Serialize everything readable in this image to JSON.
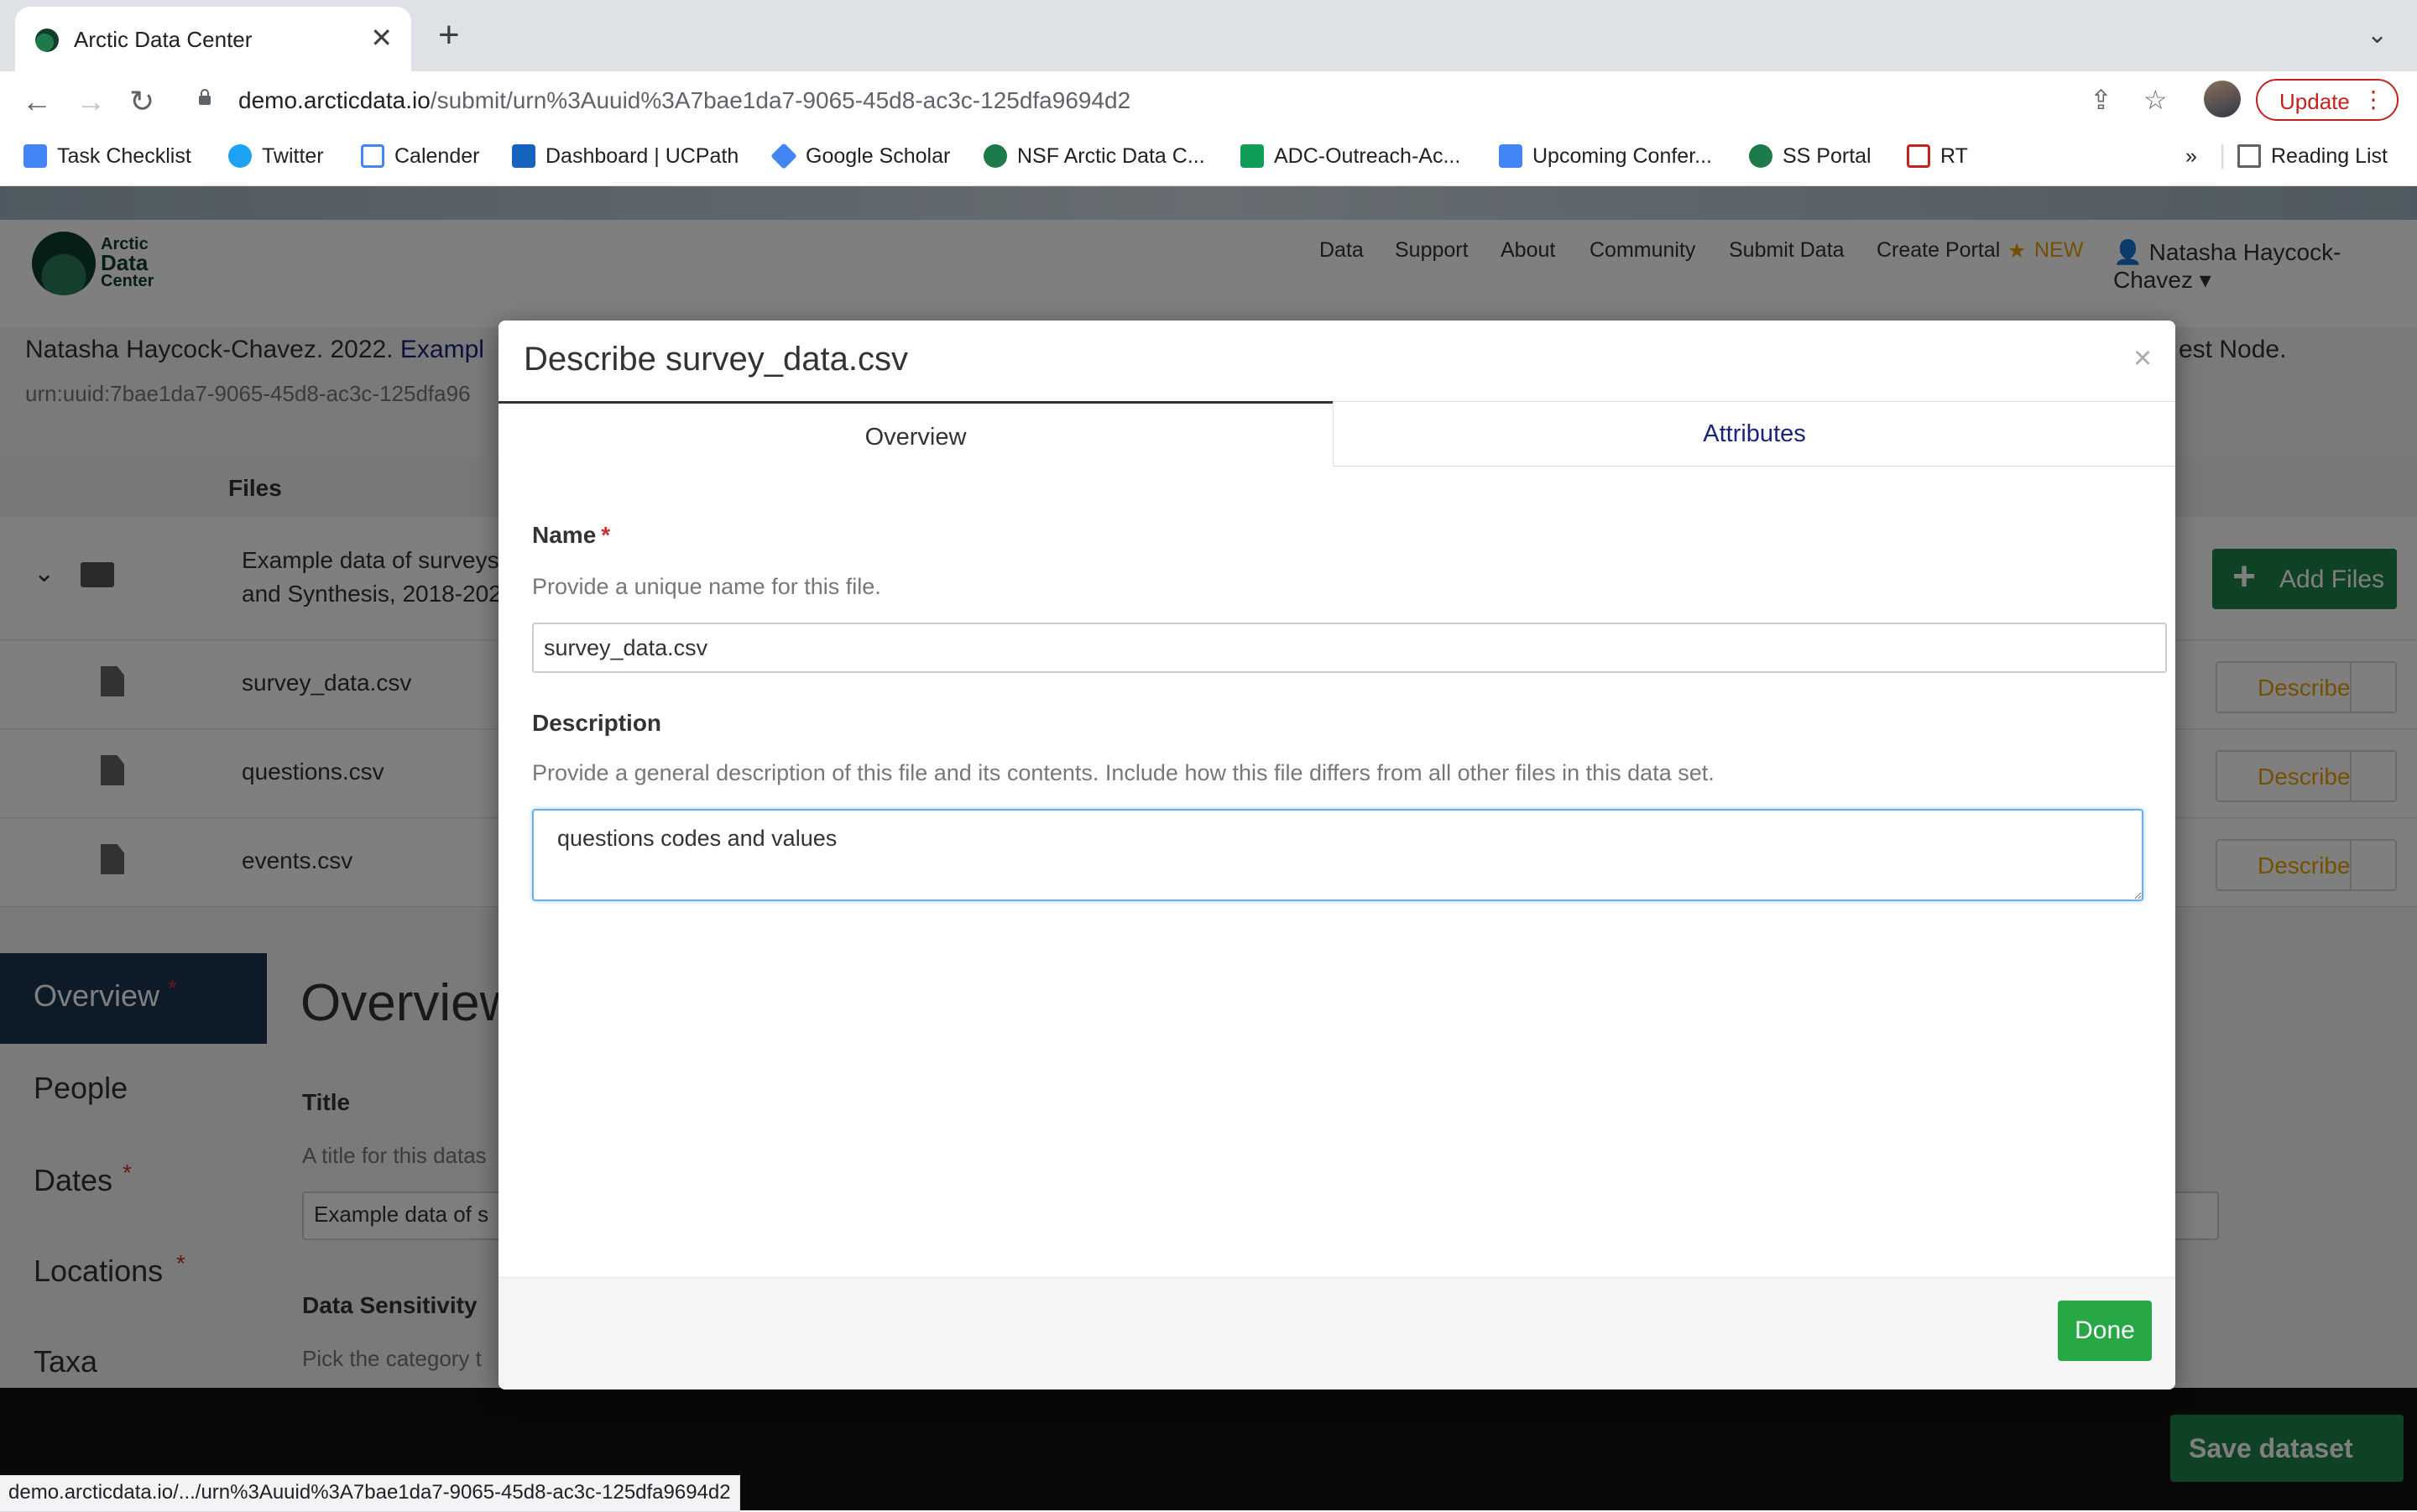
{
  "browser": {
    "tab_title": "Arctic Data Center",
    "new_tab": "+",
    "url_domain": "demo.arcticdata.io",
    "url_path": "/submit/urn%3Auuid%3A7bae1da7-9065-45d8-ac3c-125dfa9694d2",
    "update_label": "Update",
    "reading_list": "Reading List",
    "bookmarks": [
      "Task Checklist",
      "Twitter",
      "Calender",
      "Dashboard | UCPath",
      "Google Scholar",
      "NSF Arctic Data C...",
      "ADC-Outreach-Ac...",
      "Upcoming Confer...",
      "SS Portal",
      "RT"
    ],
    "more_bookmarks": "»",
    "status_url": "demo.arcticdata.io/.../urn%3Auuid%3A7bae1da7-9065-45d8-ac3c-125dfa9694d2"
  },
  "site": {
    "logo_lines": [
      "Arctic",
      "Data",
      "Center"
    ],
    "nav": [
      "Data",
      "Support",
      "About",
      "Community",
      "Submit Data",
      "Create Portal"
    ],
    "new_badge": "NEW",
    "user": "Natasha Haycock-Chavez",
    "citation_start": "Natasha Haycock-Chavez. 2022.",
    "citation_link": "Exampl",
    "citation_end": "est Node.",
    "identifier": "urn:uuid:7bae1da7-9065-45d8-ac3c-125dfa96",
    "files_header": "Files",
    "folder_name_1": "Example data of surveys",
    "folder_name_2": "and Synthesis, 2018-202",
    "add_files": "Add Files",
    "files": [
      "survey_data.csv",
      "questions.csv",
      "events.csv"
    ],
    "describe_label": "Describe",
    "sidebar": [
      "Overview",
      "People",
      "Dates",
      "Locations",
      "Taxa"
    ],
    "section_heading": "Overview",
    "title_label": "Title",
    "title_help": "A title for this datas",
    "title_value": "Example data of s",
    "sensitivity_label": "Data Sensitivity",
    "sensitivity_help": "Pick the category t",
    "save_dataset": "Save dataset"
  },
  "modal": {
    "title": "Describe survey_data.csv",
    "close": "×",
    "tabs": [
      "Overview",
      "Attributes"
    ],
    "name_label": "Name",
    "required_mark": "*",
    "name_help": "Provide a unique name for this file.",
    "name_value": "survey_data.csv",
    "description_label": "Description",
    "description_help": "Provide a general description of this file and its contents. Include how this file differs from all other files in this data set.",
    "description_value": "questions codes and values",
    "done": "Done"
  },
  "colors": {
    "accent_green": "#28a745",
    "required_red": "#c9302c",
    "focus_blue": "#66afe9"
  }
}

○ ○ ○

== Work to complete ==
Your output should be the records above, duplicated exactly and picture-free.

== Completed exercise ==
Serialize everything readable in this image to JSON.
{
  "browser": {
    "tab_title": "Arctic Data Center",
    "new_tab": "+",
    "url_domain": "demo.arcticdata.io",
    "url_path": "/submit/urn%3Auuid%3A7bae1da7-9065-45d8-ac3c-125dfa9694d2",
    "update_label": "Update",
    "reading_list": "Reading List",
    "bookmarks": [
      "Task Checklist",
      "Twitter",
      "Calender",
      "Dashboard | UCPath",
      "Google Scholar",
      "NSF Arctic Data C...",
      "ADC-Outreach-Ac...",
      "Upcoming Confer...",
      "SS Portal",
      "RT"
    ],
    "more_bookmarks": "»",
    "status_url": "demo.arcticdata.io/.../urn%3Auuid%3A7bae1da7-9065-45d8-ac3c-125dfa9694d2"
  },
  "site": {
    "logo_lines": [
      "Arctic",
      "Data",
      "Center"
    ],
    "nav": [
      "Data",
      "Support",
      "About",
      "Community",
      "Submit Data",
      "Create Portal"
    ],
    "new_badge": "NEW",
    "user": "Natasha Haycock-Chavez",
    "citation_start": "Natasha Haycock-Chavez. 2022.",
    "citation_link": "Exampl",
    "citation_end": "est Node.",
    "identifier": "urn:uuid:7bae1da7-9065-45d8-ac3c-125dfa96",
    "files_header": "Files",
    "folder_name_1": "Example data of surveys",
    "folder_name_2": "and Synthesis, 2018-202",
    "add_files": "Add Files",
    "files": [
      "survey_data.csv",
      "questions.csv",
      "events.csv"
    ],
    "describe_label": "Describe",
    "sidebar": [
      "Overview",
      "People",
      "Dates",
      "Locations",
      "Taxa"
    ],
    "section_heading": "Overview",
    "title_label": "Title",
    "title_help": "A title for this datas",
    "title_value": "Example data of s",
    "sensitivity_label": "Data Sensitivity",
    "sensitivity_help": "Pick the category t",
    "save_dataset": "Save dataset"
  },
  "modal": {
    "title": "Describe survey_data.csv",
    "close": "×",
    "tabs": [
      "Overview",
      "Attributes"
    ],
    "name_label": "Name",
    "required_mark": "*",
    "name_help": "Provide a unique name for this file.",
    "name_value": "survey_data.csv",
    "description_label": "Description",
    "description_help": "Provide a general description of this file and its contents. Include how this file differs from all other files in this data set.",
    "description_value": "questions codes and values",
    "done": "Done"
  },
  "colors": {
    "accent_green": "#28a745",
    "required_red": "#c9302c",
    "focus_blue": "#66afe9"
  }
}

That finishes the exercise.